Coach 4: I’d probably go Weber State No. 1 at the FCS level. At the NAIA level, Carroll College, Rocky Mountain, Eastern Oregon, they all do a really good job.
Coach 5: Weber (State) has done a great job. Of all the schools nearby, Weber has done a good job of following up and making sure they know of kids. They just ask, ‘Can this kid play here or not?’
Coach 6: Weber State is always dynamite. Jay Hill and his staff do a great job in this area.
Coach 8: Montana. They’re just here all the time. ... Montana State has stepped up with the new staff. Really the only other one I’d expect is Eastern (Washington), but I don’t see much of Eastern.
QUESTION 9: What’s something you would like to see change with the recruiting process?
Coach 1: I know there’s been a lot about the Early Signing Period. The jury is still out for me. It just accelerated everything. I feel like a lot of times a guy’s senior year is overlooked because (schools) feel like they have all their guys in place well, well before that. To me, that should be one of the biggest periods of evaluations.
Coach 2: (Something) I’m noticing is they offer hundreds of kids. It’s like they just keep throwing chum, throwing bait out there.
Coach 3: Sometimes I think it becomes less about what a kid can flat out do on the field and they just want to see 40 times, 100 times, how tall you are.
Coach 4: There’s no standard other than if you’re a can’t-miss DI kid. Other than that, it’s the opposite of black and white. ... Like, “Hey we’re waiting on a kid from Boise versus a kid from Salt Lake versus a kid from Montana.” Sometimes (at the NAIA level), it’s the first kid to say yes, they take them. At the DI level, they might be recruiting you hard but they’ve got a guy right above you and if he says yes, they’re going cold on you.
Coach 5: I’m really fearful as a high school football coach of being kind of shut out of the process where these college coaches are just going through the 7-on-7 coaches. I don’t think they’re going to get straight answers from those coaches on what the kid is really like. Those coaches are trying to build their own — that’s a private business.
Coach 7: I find it strange that there’s been a couple of schools who have offered (one of our kids) and haven’t even called me one time. Here it is: If he was a turd bird, I would tell them he’s a turd bird. It’s not going to do me or them any favors to candy coat this kid up.
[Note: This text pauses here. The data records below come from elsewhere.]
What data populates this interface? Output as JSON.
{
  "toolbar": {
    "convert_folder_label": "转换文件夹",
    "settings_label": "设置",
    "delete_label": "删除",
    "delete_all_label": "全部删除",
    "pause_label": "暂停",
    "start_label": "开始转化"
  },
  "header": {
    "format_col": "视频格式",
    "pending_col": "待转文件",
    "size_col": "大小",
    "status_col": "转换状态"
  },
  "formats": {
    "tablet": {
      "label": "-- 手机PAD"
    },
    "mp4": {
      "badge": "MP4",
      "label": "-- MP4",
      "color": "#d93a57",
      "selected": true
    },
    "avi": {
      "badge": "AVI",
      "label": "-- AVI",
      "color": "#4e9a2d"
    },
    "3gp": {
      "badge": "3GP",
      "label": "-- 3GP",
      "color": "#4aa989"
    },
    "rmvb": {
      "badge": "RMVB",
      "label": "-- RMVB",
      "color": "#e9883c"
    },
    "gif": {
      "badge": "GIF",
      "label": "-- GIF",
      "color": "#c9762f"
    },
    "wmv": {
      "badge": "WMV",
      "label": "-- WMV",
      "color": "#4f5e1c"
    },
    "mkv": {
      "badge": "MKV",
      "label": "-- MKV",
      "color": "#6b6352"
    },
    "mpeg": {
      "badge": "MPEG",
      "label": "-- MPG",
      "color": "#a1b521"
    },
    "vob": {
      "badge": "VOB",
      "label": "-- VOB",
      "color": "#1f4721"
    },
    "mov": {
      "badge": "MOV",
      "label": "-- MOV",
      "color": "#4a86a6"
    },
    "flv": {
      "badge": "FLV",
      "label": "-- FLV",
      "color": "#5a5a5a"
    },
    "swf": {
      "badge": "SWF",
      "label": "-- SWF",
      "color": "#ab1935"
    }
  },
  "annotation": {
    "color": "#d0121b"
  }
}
Coach 8: I would make spring a contact period. Right now, these coaches can’t talk with kids. It’s an evaluation period. I think it should be a contact period where you can do home visits, where you can actually meet with the kids and meet with the parents. A lot of these kids are making decisions before Thanksgiving now where, literally, the process says you can’t have face-to-face off-campus contact until the Sunday after Thanksgiving. That’s insane.